Henry I, 1068–1135, king of England (1100–1135), youngest son of William I. He was called Henry Beauclerc because he could write. He quarreled with his elder brothers, William II of England and Robert II, duke of Normandy, and attempted with little success to establish a territorial base for himself on the Continent. When William II was killed, Henry seized the treasury and had himself elected and crowned king while Robert was away on crusade. Henry issued a charter promising to right injustices inflicted by William and to refrain from unjust demands on the church and the barons. He also recalled Anselm from exile. His marriage (1100) to Edith (thereafter known as Matilda), daughter of Malcolm III of Scotland and niece of Edgar Atheling, gained him some popularity with his English (as opposed to Norman) subjects. Robert invaded England in 1101, but the brothers reached an agreement by which Robert renounced his claim to the English throne in return for the promise of a pension and the surrender of Henry's possessions in Normandy. In the succeeding years Henry defeated and banished Robert's leading supporters in England. He then invaded (1105) Normandy, defeated (1106) Robert at Tinchebrai, and became duke of Normandy. In the meantime Henry had become involved in a quarrel with Anselm over the lay investiture of bishops and abbots. In a compromise settlement (1107) the king gave up investiture but retained the right to receive homage from the prelates. Henry's reign continued to be troubled by uprisings in Normandy centering about Robert's son and encouraged by Louis VI of France, who was almost constantly at war with Henry. Henry's only legitimate son, William Atheling, was drowned (1120), and Henry I's second marriage was childless. The latter years of his reign were marked therefore by his attempts to secure the succession for his daughter Matilda. Henry's reign in England was one of order and progress. Royal justice was strengthened and expanded; the Norman legal system gradually fused with the old Anglo-Saxon. The first of the extant pipe rolls and the first appearance of the court of Exchequer date from this reign.

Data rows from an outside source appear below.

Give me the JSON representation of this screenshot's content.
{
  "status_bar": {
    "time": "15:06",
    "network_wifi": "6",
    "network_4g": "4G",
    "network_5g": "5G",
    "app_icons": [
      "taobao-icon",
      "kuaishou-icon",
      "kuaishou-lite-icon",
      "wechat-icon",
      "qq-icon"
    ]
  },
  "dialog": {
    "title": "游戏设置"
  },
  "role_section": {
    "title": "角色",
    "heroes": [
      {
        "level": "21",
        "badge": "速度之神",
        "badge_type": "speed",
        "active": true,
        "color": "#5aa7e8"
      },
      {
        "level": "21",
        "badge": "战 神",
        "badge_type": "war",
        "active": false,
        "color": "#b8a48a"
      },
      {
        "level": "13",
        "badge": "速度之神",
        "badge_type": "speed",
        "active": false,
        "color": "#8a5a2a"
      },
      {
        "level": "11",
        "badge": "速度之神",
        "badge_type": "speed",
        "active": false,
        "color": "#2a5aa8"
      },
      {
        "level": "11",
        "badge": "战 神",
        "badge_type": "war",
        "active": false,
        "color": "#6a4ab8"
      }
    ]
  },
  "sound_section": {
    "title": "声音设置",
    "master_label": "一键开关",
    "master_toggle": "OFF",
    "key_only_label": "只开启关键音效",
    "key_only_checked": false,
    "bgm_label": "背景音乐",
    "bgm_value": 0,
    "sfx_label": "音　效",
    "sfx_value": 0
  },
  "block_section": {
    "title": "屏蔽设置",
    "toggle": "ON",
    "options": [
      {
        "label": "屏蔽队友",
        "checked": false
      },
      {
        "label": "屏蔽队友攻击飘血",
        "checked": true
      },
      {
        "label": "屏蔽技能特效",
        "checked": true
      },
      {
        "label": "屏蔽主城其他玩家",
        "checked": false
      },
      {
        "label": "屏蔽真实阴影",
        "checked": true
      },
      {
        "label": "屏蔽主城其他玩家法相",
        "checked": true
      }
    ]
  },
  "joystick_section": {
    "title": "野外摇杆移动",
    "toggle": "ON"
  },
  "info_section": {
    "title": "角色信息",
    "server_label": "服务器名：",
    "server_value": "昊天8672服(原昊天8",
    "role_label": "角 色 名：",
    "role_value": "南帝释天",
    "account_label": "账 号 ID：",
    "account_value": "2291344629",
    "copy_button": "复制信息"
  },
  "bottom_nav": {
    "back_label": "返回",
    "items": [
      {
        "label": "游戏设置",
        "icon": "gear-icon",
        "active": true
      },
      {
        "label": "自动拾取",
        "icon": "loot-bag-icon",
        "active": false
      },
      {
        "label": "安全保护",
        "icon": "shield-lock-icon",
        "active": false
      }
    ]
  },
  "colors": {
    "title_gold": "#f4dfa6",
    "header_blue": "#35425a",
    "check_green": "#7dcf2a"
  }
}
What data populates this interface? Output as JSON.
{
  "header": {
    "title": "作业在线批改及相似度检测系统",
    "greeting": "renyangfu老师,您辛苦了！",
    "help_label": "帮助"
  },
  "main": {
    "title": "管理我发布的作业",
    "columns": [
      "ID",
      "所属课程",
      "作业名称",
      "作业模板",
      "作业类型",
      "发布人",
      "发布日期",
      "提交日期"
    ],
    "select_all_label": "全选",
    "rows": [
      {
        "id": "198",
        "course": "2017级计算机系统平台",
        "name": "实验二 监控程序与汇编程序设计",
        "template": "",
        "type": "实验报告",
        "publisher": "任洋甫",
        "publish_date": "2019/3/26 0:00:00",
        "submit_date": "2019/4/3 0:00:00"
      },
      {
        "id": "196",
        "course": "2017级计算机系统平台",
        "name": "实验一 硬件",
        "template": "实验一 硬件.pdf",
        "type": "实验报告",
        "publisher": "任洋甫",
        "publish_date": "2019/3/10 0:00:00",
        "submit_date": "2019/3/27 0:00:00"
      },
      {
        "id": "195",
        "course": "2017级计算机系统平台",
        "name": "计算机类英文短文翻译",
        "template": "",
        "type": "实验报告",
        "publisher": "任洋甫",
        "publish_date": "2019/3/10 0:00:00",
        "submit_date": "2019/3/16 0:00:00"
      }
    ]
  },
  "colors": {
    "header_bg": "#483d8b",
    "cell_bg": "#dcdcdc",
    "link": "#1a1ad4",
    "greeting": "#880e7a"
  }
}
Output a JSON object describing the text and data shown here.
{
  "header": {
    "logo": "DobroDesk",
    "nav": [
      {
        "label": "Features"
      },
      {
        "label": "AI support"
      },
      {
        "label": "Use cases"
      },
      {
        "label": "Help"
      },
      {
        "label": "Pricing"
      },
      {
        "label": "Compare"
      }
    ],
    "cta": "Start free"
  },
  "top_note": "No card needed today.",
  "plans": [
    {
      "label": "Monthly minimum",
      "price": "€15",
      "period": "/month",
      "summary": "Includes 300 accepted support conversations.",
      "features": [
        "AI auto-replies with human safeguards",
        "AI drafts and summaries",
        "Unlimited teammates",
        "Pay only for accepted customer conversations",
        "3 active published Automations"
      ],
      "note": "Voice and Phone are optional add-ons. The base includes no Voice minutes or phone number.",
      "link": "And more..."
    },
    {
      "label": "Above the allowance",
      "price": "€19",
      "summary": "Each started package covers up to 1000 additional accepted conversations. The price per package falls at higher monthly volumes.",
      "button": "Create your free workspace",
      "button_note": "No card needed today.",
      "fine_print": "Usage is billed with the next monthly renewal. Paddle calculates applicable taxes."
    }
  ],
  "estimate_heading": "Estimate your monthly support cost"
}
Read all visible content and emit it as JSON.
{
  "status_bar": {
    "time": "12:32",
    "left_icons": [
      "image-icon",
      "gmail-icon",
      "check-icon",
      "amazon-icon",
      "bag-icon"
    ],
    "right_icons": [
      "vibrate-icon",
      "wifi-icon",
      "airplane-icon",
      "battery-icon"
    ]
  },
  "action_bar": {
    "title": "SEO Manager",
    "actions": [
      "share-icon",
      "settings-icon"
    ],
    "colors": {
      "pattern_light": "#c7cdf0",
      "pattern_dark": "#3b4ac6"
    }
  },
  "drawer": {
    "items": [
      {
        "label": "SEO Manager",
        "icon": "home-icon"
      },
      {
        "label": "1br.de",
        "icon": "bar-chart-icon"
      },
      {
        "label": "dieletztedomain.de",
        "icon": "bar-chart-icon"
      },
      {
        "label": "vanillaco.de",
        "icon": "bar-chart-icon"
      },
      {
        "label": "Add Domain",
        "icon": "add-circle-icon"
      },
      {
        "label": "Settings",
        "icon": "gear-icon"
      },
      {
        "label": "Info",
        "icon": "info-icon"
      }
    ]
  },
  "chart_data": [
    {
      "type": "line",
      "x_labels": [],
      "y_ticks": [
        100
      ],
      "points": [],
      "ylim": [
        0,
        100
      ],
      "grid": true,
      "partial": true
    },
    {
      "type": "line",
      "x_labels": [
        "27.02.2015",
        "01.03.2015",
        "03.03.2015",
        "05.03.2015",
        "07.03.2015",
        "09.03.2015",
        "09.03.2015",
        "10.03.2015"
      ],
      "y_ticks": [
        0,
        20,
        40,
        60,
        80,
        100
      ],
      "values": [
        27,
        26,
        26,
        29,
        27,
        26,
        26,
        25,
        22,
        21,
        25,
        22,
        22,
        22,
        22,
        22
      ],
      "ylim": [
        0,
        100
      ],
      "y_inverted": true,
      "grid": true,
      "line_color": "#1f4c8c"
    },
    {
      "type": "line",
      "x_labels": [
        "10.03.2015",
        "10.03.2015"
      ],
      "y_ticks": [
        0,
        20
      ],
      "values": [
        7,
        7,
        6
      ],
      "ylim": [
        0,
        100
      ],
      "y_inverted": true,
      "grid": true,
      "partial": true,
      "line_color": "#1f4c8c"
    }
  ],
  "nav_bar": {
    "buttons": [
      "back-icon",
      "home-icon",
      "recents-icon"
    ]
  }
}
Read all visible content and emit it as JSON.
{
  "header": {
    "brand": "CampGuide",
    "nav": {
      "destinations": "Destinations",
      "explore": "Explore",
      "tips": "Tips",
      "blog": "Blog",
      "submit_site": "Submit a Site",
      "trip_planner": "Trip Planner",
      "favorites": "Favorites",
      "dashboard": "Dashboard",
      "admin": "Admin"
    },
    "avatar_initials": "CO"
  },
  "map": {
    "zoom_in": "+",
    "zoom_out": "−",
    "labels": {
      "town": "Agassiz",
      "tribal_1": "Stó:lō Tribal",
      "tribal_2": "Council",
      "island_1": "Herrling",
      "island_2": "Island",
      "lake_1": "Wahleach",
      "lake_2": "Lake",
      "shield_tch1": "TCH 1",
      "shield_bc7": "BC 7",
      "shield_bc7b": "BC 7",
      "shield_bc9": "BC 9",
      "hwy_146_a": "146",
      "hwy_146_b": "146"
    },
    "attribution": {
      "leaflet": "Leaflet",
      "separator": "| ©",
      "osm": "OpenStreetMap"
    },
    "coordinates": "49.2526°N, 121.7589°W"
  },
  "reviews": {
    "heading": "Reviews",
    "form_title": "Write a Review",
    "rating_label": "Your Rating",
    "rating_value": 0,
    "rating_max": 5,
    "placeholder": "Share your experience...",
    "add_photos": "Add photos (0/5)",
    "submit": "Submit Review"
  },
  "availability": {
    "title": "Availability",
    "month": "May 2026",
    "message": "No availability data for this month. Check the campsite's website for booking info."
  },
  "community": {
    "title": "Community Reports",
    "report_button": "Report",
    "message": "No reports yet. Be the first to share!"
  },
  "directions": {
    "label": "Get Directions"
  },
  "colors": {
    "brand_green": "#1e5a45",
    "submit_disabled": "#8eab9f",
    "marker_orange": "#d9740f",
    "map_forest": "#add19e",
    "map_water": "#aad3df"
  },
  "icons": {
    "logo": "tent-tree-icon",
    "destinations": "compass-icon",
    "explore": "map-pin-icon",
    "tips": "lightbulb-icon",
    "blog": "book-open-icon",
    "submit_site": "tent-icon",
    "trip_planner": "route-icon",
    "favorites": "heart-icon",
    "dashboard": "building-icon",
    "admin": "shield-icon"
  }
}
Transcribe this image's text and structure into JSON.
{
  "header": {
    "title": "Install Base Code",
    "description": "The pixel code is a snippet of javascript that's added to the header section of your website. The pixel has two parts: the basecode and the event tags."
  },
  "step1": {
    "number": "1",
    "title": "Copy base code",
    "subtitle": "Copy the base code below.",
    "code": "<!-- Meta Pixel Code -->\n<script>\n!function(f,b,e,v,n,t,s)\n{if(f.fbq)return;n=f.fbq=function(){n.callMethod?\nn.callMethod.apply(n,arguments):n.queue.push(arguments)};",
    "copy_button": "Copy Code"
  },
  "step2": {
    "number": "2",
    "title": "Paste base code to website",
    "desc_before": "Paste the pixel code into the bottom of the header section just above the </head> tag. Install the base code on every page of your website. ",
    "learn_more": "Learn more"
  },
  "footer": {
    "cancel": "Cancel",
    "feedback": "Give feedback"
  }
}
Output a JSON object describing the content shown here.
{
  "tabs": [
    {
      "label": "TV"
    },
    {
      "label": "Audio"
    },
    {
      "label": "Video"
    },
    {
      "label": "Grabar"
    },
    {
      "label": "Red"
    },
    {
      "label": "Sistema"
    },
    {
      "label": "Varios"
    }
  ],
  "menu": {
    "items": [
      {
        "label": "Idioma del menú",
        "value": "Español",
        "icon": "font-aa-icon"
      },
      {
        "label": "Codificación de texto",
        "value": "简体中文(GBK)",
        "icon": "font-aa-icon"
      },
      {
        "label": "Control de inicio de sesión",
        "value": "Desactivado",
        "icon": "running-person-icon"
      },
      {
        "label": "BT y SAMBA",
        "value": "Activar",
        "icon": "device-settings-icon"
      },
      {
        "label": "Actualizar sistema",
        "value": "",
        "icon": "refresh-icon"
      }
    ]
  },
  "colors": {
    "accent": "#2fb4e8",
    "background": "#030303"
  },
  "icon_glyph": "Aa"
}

See A. L. Poole, From Domesday Book to Magna Carta (2d ed. 1955); F. Barlow, The Feudal Kingdom of England, 1042–1216 (2d rev. ed. 1962).